FOR years, Jackie Perkins thought her deafness would prevent her from achieving her full potential.
"I felt I'd never do well in mainstream hearing society because of low confidence and low morale," says Jackie, 35, from Birmingham. "University in my 20s was a nightmare. I missed out on coursework and assignment information and general conversations. I quit because I couldn't cope."
But specialist support in further education has helped Jackie make up for lost time. She completed her HND in digital media last year at Walsall College of Arts and Technology, which provides a range of services to both deaf and deaf-blind students.
"Without the support services I would only understand half the content of lectures and group discussions. Here, I feel on a par with the hearing students and have reclaimed my university years,"says Jackie, who now works as a web designer.

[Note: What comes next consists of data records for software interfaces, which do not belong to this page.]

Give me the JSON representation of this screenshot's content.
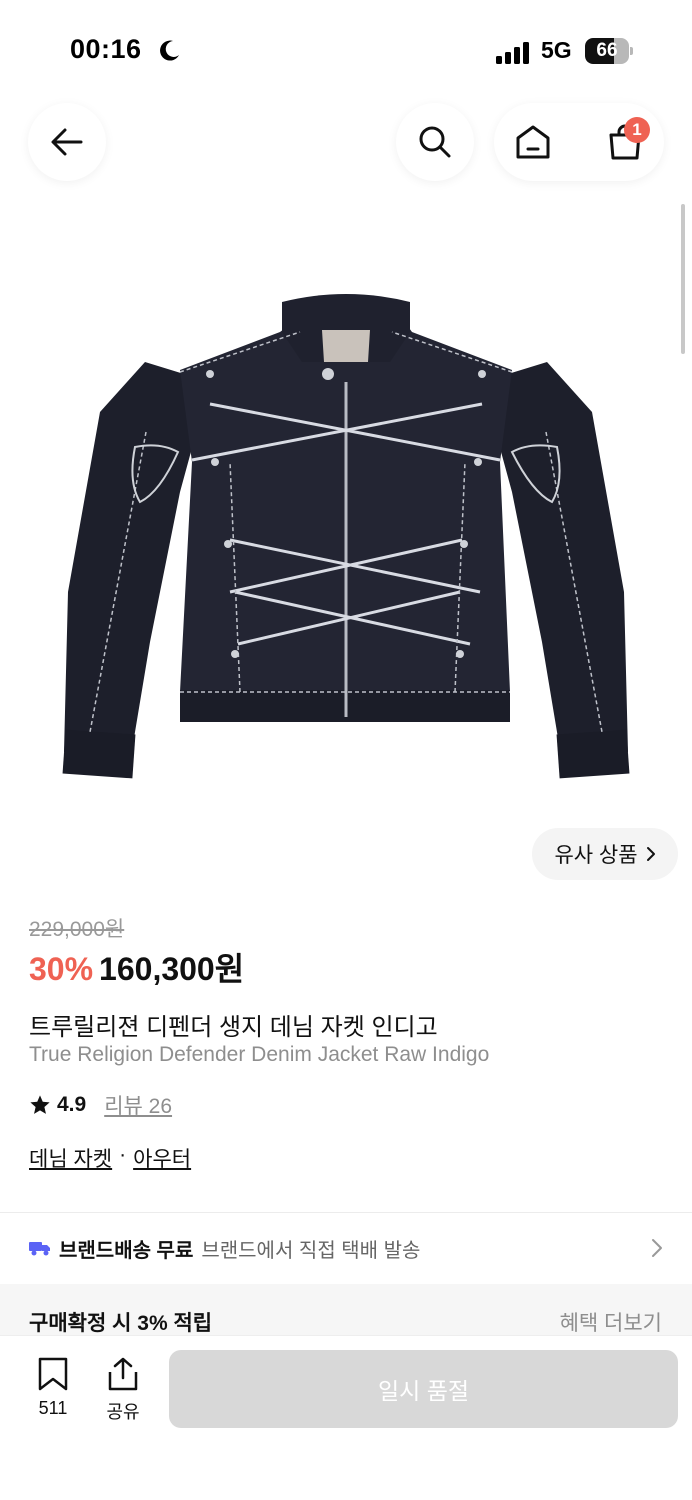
{
  "status_bar": {
    "time": "00:16",
    "network": "5G",
    "battery": "66",
    "battery_level": 0.66
  },
  "nav": {
    "back_icon": "arrow-left-icon",
    "search_icon": "search-icon",
    "home_icon": "home-icon",
    "bag_icon": "shopping-bag-icon",
    "cart_count": "1"
  },
  "similar": {
    "label": "유사 상품"
  },
  "product": {
    "original_price": "229,000원",
    "discount": "30%",
    "sale_price": "160,300원",
    "title_ko": "트루릴리젼 디펜더 생지 데님 자켓 인디고",
    "title_en": "True Religion Defender Denim Jacket Raw Indigo",
    "rating": "4.9",
    "review_label": "리뷰 26",
    "category": "데님 자켓",
    "category_sep": "·",
    "parent_category": "아우터"
  },
  "shipping": {
    "title": "브랜드배송 무료",
    "description": "브랜드에서 직접 택배 발송"
  },
  "benefit": {
    "title": "구매확정 시 3% 적립",
    "more": "혜택 더보기"
  },
  "bottom_bar": {
    "bookmark_count": "511",
    "share_label": "공유",
    "buy_label": "일시 품절"
  },
  "colors": {
    "accent_red": "#ef6253",
    "disabled_button": "#d8d8d8",
    "truck_blue": "#5b63f5"
  }
}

Every year, about 80 deaf and four deafblind students attend lectures with their hearing peers at Walsall. Most deaf students (85 per cent) use British Sign Language (BSL), with English as their second language. The rest use a combination of speech, lip-reading and a hearing aid.
They are assessed before starting the course, says Sue Spencer, programme manager. "We look at their preferences, the language they are using, the challenges they face and their numeracy and literacy skills."
Four deaf and six hearing lecturers are supported by 22 educational interpreters - who sign during lectures - and 10 notetakers who take written records for the students. Students also have three hours of one-to-one and group tutorials a week for skills including literacy and numeracy.
"Some students have a very good understanding of English. For others, it can be a struggle," says Sue.
Although some coursework is practical, students need a certain standard of English to complete their written assessments and exams.
"In most cases, students achieve their qualifications. But there are some who do not do as well as they could in exams if they were using their first language," she says.
"We recognise that English is very important, but it seems unfair that in some circumstances, such as discussing conceptual ideas, students can't express themselves in their first language."
One 19-year-old student, Lisa Bowen, said: "The support has enabled me to keep at the same pace as hearing students." She is taking a vocational A-level in health and social care and wants to become a social worker.
"It's very easy to find an interpreter. It's also really helpful having both interpreters and notetakers in class. Otherwise, I'd find it very difficult to look at the interpreters to understand the lecture and then take notes.
"BSL is my first language, so the English support is good. The tutors help me amend any mistakes on my written assignments. " For deafblind students, whose needs vary, teaching is provided one-to-one.
Some use the deafblind manual alphabet - which is adapted from the BSL alphabet - speech, visual frame or hands-on signing. They need two interpreters to help them deal with their disabilities.
Deaf awareness training is also given to hearing lecturers, support staff and students, who are trained to use short clear statements, gesturing towards the deaf student in group tutorials.
Jackie said: "Some tutors are excellent. I can discuss anything with them via an interpreter. Others need to learn how to approach deaf students more often. Some deaf students still don't feel confident asking for help, in case they get laughed at."
For Lisa, the early days were intimidating: "When I first came to college, it was scary. I felt isolated. I'd spend lunchtime with my deaf friends and then return to the hearing environment for the rest of the day.
"I think some hearing students panicked about meeting a deaf person. But now I'm in my second year, they're much more relaxed and communicate more."
Apart from English, students may also have fallen behind in acquiring other life skills. Unless they are from a deaf family, they may have missed out on picking information up from overhearing it around them.
Jenny Beech, a deaf lecturer, whose job includes co-ordinating language and numeracy support, said: "I feel frustrated when deaf students have gaps in their knowledge, both academically and socially, due to a lack of prior education.
"Those gaps affect their progress on mainstream courses in college. The deaf student has to work twice as hard to catch up with their hearing peers to achieve their qualifications.
"Many have low self-esteem and think they can't do many jobs or travel round the world independently," says Jenny, who teaches one-to-one and in small groups, liaising with mainstream lecturers on student progress.
"They ask me various questions about life issues such as how I use the phone to book an interpreter and book a doctor's appointment and a holiday and so on. I challenge some of their views about deafness and encourage them to become more independent."
Students such as Jackie and Lisa agree that support services are crucial to helping both deaf and deafblind students reach the same potential as their hearing peers. But the challenge is to ensure that supply can meet demand.
Walsall College has a waiting list.
Nationally, provision is patchy. There is also a shortage of interpreters and specialist teachers. It presents a huge problem, says Sue. "Students'
fluency in BSL and access to learning from an early age is only as good as the quality of support provided."
An NVQ at higher education level 4 (higher education) was recently introduced for the training of interpreters in BSLEnglish.
Walsall is one of three approved centres nationally for the interpreter skills and one of six centres for language. The aim is to provide vocational training and address shortages in specialist support.
Jenny said: "Yes, barriers are coming down and access is improving but there is still a long way to go. "Standardisation needs to be achieved to ensure that all deaf children and young people have the same opportunities so they are able to progress equally to their hearing peers."